Data in this exercise
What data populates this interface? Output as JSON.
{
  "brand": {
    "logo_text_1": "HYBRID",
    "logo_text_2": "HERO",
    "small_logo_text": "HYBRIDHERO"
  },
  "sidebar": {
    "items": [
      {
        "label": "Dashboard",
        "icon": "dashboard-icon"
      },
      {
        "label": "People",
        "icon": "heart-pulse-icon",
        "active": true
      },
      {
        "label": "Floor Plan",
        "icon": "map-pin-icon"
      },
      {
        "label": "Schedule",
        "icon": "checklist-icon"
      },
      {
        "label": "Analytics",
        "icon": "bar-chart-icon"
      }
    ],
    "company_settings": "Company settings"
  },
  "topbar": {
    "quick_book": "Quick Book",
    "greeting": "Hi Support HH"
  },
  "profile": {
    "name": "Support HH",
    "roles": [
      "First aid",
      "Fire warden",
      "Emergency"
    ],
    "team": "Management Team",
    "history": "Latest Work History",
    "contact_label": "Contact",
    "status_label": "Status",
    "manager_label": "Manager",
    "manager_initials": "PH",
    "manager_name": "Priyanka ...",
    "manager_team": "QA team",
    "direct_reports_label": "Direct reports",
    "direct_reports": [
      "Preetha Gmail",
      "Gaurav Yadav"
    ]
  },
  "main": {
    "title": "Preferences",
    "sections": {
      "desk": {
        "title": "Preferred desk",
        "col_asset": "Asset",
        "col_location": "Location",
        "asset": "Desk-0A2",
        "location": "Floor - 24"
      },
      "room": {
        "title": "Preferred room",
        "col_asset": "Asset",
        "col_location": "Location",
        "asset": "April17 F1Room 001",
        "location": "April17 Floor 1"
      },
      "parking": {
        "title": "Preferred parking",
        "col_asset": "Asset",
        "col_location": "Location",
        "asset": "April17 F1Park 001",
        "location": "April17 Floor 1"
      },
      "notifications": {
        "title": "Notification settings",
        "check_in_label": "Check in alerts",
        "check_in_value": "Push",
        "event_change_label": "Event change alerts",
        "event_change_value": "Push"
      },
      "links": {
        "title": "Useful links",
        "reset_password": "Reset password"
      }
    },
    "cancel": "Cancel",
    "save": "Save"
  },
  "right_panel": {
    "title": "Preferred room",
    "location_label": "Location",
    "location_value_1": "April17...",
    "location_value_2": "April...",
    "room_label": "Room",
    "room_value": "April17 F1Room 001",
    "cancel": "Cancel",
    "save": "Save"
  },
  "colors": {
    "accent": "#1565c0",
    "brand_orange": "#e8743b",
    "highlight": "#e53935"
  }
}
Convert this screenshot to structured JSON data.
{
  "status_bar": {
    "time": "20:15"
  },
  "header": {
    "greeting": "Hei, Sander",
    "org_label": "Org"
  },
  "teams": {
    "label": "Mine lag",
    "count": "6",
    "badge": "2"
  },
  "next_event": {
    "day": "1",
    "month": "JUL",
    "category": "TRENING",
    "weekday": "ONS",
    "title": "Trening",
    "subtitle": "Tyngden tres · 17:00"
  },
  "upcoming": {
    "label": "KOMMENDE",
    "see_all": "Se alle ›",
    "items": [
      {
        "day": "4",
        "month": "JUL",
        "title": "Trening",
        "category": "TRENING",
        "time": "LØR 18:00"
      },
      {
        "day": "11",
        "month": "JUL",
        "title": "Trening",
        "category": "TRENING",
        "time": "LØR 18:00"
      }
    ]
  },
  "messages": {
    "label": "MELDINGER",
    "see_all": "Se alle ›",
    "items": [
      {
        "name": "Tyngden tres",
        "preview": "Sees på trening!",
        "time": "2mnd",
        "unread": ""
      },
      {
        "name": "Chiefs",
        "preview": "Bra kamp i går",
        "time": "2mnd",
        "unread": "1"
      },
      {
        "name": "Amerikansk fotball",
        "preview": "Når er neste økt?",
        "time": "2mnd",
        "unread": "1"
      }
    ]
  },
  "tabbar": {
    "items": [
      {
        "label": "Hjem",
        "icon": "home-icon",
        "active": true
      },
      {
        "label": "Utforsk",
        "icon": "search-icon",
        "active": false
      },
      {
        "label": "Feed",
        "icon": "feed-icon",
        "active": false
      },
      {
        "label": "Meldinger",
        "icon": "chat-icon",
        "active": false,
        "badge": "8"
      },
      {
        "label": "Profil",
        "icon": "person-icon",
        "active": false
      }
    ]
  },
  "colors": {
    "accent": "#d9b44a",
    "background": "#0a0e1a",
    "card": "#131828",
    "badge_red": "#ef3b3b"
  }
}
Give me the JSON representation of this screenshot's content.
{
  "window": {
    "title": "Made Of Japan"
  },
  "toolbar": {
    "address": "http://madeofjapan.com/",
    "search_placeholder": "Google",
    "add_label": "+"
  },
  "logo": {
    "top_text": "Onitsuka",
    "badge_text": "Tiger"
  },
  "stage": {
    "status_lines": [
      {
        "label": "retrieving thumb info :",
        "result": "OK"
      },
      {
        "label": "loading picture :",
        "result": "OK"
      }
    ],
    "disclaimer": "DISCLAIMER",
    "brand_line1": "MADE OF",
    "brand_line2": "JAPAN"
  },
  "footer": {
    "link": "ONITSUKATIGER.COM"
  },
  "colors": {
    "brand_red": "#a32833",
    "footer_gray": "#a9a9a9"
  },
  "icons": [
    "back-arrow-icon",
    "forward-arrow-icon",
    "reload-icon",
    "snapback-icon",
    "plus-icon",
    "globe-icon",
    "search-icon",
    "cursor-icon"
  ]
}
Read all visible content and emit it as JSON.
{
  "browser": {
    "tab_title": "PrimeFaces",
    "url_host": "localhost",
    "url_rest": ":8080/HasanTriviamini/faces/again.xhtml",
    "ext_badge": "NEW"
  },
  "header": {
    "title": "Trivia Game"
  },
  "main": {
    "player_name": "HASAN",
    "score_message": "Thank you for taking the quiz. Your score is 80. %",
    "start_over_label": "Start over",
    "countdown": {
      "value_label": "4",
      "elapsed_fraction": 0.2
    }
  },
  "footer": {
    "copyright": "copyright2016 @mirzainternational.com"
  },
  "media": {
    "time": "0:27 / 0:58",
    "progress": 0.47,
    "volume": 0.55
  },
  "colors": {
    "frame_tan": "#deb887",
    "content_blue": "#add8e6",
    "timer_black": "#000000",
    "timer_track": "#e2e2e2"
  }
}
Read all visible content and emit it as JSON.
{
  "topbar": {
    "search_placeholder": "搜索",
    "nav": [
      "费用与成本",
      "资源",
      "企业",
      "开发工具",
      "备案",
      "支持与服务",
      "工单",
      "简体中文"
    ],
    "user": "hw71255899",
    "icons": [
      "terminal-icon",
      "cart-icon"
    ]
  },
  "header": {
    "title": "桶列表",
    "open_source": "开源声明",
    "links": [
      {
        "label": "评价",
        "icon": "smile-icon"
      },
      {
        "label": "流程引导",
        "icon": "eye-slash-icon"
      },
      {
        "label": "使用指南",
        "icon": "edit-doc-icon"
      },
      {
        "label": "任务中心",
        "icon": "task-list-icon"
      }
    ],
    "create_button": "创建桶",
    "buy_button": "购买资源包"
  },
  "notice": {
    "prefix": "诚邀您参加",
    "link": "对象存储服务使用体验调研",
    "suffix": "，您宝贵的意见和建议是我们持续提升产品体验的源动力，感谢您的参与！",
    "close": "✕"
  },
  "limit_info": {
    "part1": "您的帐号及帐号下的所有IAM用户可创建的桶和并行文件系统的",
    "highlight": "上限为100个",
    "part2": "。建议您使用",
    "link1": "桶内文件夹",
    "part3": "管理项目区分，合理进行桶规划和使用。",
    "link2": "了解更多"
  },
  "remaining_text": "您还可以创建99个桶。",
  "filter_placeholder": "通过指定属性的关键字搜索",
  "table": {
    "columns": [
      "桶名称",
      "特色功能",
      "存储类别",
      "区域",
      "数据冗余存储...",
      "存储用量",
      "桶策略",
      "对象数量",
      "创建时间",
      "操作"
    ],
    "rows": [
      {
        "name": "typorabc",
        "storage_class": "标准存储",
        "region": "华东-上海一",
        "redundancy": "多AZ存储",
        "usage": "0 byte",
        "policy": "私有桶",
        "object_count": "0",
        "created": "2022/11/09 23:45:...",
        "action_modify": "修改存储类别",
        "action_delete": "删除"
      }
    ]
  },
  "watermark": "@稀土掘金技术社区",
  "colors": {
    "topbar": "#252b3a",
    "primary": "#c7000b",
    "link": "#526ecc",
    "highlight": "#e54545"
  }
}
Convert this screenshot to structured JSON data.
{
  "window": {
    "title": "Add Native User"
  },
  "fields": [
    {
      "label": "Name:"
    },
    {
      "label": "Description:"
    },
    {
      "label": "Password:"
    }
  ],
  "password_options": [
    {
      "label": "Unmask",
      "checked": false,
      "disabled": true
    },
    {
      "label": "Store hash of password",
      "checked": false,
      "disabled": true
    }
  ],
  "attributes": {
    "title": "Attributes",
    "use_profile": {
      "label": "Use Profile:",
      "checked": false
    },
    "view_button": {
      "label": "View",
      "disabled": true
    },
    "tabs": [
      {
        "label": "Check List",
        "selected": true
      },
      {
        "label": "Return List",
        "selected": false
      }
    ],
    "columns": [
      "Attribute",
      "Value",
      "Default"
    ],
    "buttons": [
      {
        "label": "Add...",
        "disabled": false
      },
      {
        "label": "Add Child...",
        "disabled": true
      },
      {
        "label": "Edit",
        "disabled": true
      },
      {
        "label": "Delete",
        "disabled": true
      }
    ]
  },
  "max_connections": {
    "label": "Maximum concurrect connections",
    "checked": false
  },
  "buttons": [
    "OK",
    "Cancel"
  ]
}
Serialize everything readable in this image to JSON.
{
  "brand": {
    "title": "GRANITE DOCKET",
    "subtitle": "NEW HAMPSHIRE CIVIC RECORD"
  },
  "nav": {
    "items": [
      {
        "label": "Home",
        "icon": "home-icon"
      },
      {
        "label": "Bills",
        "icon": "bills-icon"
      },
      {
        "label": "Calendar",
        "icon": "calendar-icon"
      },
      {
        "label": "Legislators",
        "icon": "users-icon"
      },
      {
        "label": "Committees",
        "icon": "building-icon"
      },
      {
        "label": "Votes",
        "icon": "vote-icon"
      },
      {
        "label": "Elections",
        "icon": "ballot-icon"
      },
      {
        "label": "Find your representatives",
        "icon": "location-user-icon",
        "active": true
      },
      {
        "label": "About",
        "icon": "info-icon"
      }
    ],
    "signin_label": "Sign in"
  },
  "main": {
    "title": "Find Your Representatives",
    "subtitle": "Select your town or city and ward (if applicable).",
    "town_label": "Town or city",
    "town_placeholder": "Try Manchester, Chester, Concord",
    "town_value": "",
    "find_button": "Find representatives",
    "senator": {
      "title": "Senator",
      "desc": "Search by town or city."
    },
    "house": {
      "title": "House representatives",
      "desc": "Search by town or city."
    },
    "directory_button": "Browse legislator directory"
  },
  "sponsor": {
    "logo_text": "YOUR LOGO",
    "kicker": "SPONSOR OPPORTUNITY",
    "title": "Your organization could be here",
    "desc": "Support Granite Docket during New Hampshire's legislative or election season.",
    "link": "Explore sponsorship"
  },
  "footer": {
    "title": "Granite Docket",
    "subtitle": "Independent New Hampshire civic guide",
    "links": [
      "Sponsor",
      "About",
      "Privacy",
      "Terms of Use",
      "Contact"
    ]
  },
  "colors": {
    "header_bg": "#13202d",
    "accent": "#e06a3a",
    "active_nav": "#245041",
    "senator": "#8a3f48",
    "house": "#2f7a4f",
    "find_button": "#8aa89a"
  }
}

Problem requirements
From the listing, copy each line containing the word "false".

Answer
        "active": false
        "active": false
        "active": false,
        "active": false
      "checked": false,
      "checked": false,
      "checked": false
        "selected": false
        "disabled": false
    "checked": false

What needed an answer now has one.